%%

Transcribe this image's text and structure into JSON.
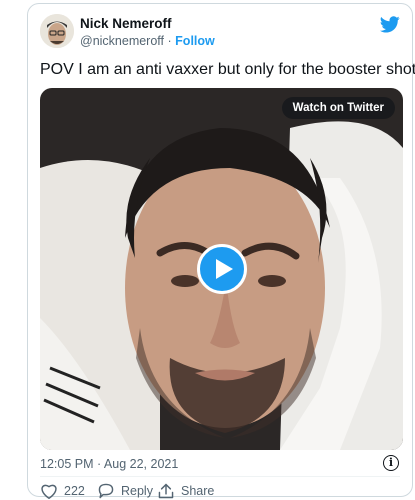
{
  "author": {
    "name": "Nick Nemeroff",
    "handle": "@nicknemeroff",
    "separator": "·",
    "follow_label": "Follow"
  },
  "tweet": {
    "text": "POV I am an anti vaxxer but only for the booster shot",
    "timestamp": "12:05 PM · Aug 22, 2021"
  },
  "media": {
    "watch_label": "Watch on Twitter",
    "play_icon": "play-icon"
  },
  "actions": {
    "like_count": "222",
    "reply_label": "Reply",
    "share_label": "Share"
  },
  "info_glyph": "i",
  "colors": {
    "brand": "#1d9bf0",
    "text": "#0f1419",
    "muted": "#536471",
    "border": "#cfd9de"
  }
}
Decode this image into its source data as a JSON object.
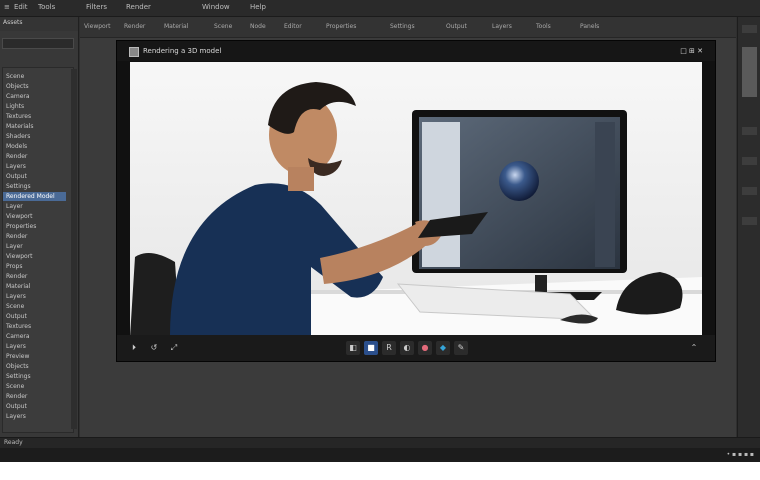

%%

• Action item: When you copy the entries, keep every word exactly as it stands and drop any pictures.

• Solution for this task:
Transcribe this image's text and structure into JSON.
{
  "author": {
    "name": "Nick Nemeroff",
    "handle": "@nicknemeroff",
    "separator": "·",
    "follow_label": "Follow"
  },
  "tweet": {
    "text": "POV I am an anti vaxxer but only for the booster shot",
    "timestamp": "12:05 PM · Aug 22, 2021"
  },
  "media": {
    "watch_label": "Watch on Twitter",
    "play_icon": "play-icon"
  },
  "actions": {
    "like_count": "222",
    "reply_label": "Reply",
    "share_label": "Share"
  },
  "info_glyph": "i",
  "colors": {
    "brand": "#1d9bf0",
    "text": "#0f1419",
    "muted": "#536471",
    "border": "#cfd9de"
  }
}
Decode this image into its source data as a JSON object.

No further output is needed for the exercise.